Besides that partnership, HPE is also an investor in Scality, having first participated in Series D funding (an overall USD 45M round with 10 investors) and an additional injection of USD 10M at the end of 2015, reported by the good folks at El Reg. Considering all investments in Scality since the beginning, that would make for an overall funding of USD 112M if we consider the data available at Crunchbase (total USD 92M) + the additional HP investment of USD 10M.
Per Jerome Lecat (Scality CEO), Scality’s exit strategy is to go public, with an IPO by the end of 2017. I found this statement online from a video published on 30-Oct-15 so this statement may be subject to caution. In any case, make sure to watch this space.
With the choice of being a pure software player in the Object Storage market, Scality is eliminating at the very least the tedious issue of maintaining a hardware supply chain with all its inconvenients: sourcing, lifecycle refreshes, logistics & customs, inventory, RMAs.
This software strategy is likely to pay off because in the object storage area commodity hardware is more or less the norm. Furthermore, the primary requirement of an object store is not performance, but data reliability (shall we add durability/retrievability) and the capacity to ingest huge amounts of data, at low prices and on standard 10 GbE network interfaces. A smart move is their open-source Scality S3 Server: it allows to get access to Scality’s S3 implementation in a docker container environment and is a good entry point to test the features of Scality.

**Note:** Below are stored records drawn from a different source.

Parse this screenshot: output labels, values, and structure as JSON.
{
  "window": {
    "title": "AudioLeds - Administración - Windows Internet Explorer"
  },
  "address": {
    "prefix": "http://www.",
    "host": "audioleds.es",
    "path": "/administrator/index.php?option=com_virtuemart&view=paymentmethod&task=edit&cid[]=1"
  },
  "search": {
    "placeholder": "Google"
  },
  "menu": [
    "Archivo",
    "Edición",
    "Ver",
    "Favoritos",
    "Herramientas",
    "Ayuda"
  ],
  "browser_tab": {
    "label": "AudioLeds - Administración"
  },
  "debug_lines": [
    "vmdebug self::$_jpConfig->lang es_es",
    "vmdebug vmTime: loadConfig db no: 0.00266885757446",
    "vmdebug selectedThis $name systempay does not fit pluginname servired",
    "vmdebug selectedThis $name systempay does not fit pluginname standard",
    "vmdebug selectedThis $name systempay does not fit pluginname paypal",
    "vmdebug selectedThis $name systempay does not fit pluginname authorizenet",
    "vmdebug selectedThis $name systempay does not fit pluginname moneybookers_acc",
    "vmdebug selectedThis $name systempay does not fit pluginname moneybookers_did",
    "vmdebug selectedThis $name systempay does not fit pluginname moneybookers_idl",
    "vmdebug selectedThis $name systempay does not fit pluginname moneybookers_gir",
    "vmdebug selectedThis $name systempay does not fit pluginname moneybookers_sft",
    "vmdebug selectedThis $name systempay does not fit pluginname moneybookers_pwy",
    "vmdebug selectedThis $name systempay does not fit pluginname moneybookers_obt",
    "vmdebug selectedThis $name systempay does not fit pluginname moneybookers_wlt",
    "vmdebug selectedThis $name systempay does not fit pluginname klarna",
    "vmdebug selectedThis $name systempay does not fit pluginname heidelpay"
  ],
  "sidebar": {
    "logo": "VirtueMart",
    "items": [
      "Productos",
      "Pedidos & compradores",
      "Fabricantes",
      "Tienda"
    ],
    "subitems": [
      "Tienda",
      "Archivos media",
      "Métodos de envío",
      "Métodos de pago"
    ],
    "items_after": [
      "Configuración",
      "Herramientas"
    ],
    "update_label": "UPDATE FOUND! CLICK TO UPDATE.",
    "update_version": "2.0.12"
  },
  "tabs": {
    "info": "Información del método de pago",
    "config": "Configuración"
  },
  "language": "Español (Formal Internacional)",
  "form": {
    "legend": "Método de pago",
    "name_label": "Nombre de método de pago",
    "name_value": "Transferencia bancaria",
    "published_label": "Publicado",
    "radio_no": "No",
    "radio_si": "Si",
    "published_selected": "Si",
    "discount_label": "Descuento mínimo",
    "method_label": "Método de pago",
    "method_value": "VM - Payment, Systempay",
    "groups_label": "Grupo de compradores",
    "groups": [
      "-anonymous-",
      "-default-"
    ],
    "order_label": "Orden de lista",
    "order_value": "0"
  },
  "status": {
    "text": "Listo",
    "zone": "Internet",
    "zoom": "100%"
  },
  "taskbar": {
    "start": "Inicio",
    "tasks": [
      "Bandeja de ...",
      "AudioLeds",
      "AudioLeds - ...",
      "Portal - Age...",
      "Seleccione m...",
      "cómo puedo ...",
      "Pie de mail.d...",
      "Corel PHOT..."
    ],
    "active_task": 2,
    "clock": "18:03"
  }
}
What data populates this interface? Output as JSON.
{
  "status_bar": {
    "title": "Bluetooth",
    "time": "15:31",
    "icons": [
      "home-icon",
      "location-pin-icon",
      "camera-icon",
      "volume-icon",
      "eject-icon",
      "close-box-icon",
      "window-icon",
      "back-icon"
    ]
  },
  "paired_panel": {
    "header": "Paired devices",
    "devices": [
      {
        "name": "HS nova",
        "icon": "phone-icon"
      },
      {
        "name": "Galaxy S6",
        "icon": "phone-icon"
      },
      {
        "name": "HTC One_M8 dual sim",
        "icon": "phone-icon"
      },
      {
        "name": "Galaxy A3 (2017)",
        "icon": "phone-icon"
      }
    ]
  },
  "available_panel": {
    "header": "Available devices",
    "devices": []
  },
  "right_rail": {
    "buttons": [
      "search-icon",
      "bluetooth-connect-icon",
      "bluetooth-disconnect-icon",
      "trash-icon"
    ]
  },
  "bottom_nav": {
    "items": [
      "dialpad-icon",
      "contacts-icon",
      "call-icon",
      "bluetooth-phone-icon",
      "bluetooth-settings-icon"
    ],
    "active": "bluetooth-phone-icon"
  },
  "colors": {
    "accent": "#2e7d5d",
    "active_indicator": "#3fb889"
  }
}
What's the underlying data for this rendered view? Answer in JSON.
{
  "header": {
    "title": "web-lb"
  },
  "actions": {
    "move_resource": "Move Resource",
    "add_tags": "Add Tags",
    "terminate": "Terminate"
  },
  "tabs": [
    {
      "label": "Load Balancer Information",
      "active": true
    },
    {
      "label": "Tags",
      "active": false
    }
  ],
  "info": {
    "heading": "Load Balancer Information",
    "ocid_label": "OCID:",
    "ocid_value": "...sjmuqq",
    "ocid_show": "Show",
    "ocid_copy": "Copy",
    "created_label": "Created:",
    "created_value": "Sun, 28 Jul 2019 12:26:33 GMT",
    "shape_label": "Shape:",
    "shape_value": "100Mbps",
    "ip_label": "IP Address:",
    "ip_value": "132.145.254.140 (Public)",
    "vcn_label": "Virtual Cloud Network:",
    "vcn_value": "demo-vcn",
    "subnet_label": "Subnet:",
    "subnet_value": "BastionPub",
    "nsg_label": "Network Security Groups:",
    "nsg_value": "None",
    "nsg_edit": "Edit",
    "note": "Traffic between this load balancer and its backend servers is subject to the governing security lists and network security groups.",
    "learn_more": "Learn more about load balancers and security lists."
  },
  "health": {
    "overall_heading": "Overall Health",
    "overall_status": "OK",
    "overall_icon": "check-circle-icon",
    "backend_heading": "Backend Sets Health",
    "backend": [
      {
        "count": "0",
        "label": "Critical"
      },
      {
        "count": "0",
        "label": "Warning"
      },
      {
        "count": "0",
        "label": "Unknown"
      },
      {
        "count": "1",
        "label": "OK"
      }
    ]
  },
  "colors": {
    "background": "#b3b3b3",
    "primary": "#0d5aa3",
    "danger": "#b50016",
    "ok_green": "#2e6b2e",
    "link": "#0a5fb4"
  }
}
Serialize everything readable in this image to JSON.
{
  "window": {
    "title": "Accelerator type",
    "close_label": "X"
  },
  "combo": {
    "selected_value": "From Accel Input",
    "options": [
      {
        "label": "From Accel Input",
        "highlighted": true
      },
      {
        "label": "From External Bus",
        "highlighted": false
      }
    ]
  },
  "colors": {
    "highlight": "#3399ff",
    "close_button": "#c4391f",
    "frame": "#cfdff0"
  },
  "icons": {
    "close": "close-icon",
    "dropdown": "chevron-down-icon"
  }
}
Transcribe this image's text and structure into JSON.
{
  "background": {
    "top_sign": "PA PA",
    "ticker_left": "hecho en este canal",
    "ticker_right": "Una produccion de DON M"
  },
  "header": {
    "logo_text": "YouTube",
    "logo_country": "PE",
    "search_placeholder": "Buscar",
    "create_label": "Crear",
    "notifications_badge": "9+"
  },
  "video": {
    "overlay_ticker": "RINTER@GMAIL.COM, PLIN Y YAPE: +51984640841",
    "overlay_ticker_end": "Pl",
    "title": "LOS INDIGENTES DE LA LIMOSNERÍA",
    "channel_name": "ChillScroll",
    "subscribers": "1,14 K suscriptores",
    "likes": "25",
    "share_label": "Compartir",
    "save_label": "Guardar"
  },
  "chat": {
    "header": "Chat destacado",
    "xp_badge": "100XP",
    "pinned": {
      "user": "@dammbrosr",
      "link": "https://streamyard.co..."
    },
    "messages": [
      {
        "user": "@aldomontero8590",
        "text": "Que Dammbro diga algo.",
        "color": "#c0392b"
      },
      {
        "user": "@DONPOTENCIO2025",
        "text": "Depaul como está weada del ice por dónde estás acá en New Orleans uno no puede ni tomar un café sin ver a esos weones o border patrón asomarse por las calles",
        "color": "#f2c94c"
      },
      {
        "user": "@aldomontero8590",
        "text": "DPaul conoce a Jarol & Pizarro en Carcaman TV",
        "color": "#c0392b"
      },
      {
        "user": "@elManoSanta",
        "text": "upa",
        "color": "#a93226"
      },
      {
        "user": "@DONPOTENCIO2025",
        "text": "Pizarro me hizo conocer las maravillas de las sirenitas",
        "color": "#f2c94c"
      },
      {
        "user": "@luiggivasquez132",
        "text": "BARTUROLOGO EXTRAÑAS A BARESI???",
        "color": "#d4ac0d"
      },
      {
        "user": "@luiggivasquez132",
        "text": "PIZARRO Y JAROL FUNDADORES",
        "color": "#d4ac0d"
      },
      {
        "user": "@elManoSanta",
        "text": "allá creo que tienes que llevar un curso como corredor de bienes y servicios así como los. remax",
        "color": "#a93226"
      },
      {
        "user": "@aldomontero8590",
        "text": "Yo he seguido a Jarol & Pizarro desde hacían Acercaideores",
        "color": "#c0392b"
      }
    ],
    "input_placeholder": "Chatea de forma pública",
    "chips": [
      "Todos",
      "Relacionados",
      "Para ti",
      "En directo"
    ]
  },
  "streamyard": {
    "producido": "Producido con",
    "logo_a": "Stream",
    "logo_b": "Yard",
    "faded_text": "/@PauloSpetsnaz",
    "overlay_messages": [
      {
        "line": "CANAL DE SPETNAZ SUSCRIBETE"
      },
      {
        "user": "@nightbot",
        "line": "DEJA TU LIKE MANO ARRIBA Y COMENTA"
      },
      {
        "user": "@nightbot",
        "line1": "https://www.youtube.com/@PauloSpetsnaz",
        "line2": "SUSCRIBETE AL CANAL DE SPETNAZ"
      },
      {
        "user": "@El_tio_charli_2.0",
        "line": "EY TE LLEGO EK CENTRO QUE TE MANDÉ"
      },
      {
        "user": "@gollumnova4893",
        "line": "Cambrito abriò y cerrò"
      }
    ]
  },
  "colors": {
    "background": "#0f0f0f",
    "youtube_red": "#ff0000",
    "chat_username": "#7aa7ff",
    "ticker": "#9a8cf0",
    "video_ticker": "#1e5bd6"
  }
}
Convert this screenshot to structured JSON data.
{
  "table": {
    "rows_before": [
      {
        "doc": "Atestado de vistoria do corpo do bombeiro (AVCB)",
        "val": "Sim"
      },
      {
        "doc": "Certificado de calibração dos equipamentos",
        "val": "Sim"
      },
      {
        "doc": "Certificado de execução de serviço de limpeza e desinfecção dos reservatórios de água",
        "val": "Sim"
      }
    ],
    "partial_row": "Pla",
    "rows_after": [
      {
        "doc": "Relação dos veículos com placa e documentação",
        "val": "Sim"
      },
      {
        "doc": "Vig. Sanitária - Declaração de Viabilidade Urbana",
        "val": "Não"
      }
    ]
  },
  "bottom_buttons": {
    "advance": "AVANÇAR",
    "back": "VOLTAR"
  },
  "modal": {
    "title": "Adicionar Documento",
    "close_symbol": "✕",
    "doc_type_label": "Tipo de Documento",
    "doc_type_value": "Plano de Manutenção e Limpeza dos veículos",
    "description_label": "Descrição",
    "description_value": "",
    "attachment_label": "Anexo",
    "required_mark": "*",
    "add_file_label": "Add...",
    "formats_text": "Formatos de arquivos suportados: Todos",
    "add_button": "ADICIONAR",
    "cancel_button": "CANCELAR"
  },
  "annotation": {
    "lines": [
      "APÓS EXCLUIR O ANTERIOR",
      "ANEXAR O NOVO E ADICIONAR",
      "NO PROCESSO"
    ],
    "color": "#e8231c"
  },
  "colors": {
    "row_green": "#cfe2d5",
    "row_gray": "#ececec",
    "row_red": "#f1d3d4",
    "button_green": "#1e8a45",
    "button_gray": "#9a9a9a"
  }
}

In terms of differentiators, their Active Directory and AWS IAM integration is an important aspect. Why Active Directory and IAM matter, since we are here to talk storage? Building a system with integrated Identity and Access Management makes the solution work better in enterprise environments where AD integration is often a requirement.
In my opinion, Scality will face the fiercest competition from the other software players in the object storage space. I am tempted to say that appliance or hardware-backed object storage providers are likely to lose ground in this area. Software capabilities is where the money is made, and in object storage we can expect bring-your-own-hardware to become the standard.
With steady funding and a “more than just best friends” partnership with HP, Scality seems to be well equipped for success -and potentially also leadership- in the object storage world.
- S3 object storage on Digital Ocean with Scality’s S3server – Enrico Signoretti
- S3, to rule them all! (storage tiers, that is) – Enrico Signoretti
- Scality S3 server, because small is cool! – Enrico Signoretti
- #SFD11 – Scality – One Ring To Rule Them All? – Ed Morgan
- CFD1 Prep: Scality – Justin Warren
- More links on Scality’s Tech Field Day Page
SFD11 Disclosure: this post is a part of my SFD11 post series. I am invited to the Storage Field Day 11 event by Gestalt IT. Gestalt IT will cover travel, accommodation and food during the SFD10 event duration. I will not receive any compensation for participation in this event, and I am also not obliged to blog or produce any kind of content. Any tweets, blog articles or any other form of content I may produce are the exclusive product of my interest in technology and my will to share information with my peers. I will commit to share only my own point of view and analysis of the products and technologies I will be seeing/listening about during this event. Also, I got some Scality stickers if I remember well.